■ **Requirement**:
The answer must be every line of the records below that contains the word "icon", copied out.

■ **Provided information**:
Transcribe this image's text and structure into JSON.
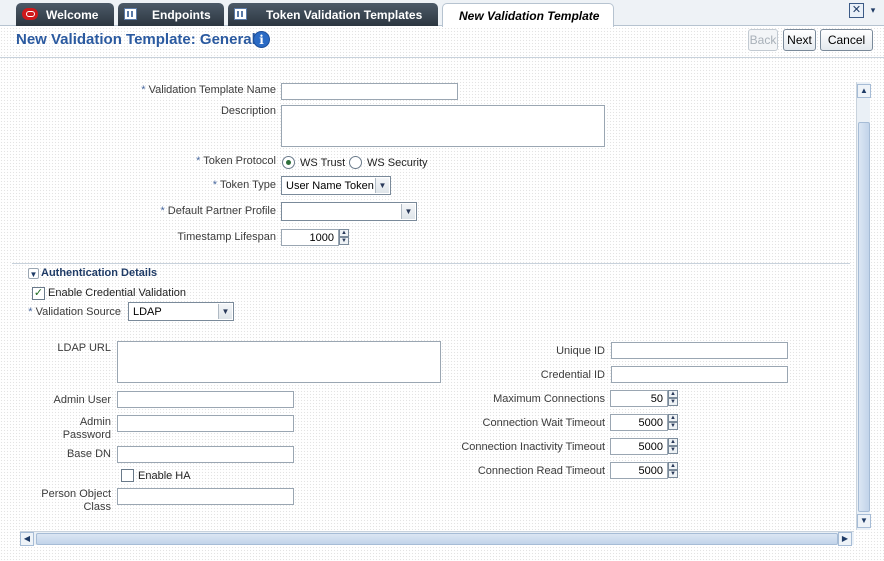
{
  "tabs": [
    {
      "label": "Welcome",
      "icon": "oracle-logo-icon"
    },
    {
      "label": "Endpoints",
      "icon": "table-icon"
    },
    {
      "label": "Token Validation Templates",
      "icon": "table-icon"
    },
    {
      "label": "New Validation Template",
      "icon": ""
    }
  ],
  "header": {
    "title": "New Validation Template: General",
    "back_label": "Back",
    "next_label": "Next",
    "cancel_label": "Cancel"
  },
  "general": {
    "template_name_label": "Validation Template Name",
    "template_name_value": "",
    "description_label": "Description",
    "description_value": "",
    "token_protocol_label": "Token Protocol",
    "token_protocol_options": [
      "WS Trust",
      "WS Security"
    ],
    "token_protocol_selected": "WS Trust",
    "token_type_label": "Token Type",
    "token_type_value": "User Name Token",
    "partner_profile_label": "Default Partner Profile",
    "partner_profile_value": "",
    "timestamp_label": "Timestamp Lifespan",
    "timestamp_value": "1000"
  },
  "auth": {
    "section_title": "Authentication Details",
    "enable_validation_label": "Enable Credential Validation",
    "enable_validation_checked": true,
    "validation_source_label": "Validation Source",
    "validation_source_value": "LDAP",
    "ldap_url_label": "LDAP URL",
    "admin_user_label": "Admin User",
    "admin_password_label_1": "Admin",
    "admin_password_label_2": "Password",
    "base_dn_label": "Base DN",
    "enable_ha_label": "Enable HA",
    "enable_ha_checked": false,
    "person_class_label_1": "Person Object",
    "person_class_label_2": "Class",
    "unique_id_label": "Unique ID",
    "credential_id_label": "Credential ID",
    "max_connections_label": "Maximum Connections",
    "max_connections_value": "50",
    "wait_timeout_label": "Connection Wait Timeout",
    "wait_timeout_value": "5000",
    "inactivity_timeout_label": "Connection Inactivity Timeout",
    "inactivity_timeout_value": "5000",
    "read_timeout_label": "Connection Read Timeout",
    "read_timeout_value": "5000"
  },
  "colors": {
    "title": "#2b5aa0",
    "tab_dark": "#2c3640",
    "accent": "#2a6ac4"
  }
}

■ **Result below**:
      "icon": "oracle-logo-icon"
      "icon": "table-icon"
      "icon": "table-icon"
      "icon": ""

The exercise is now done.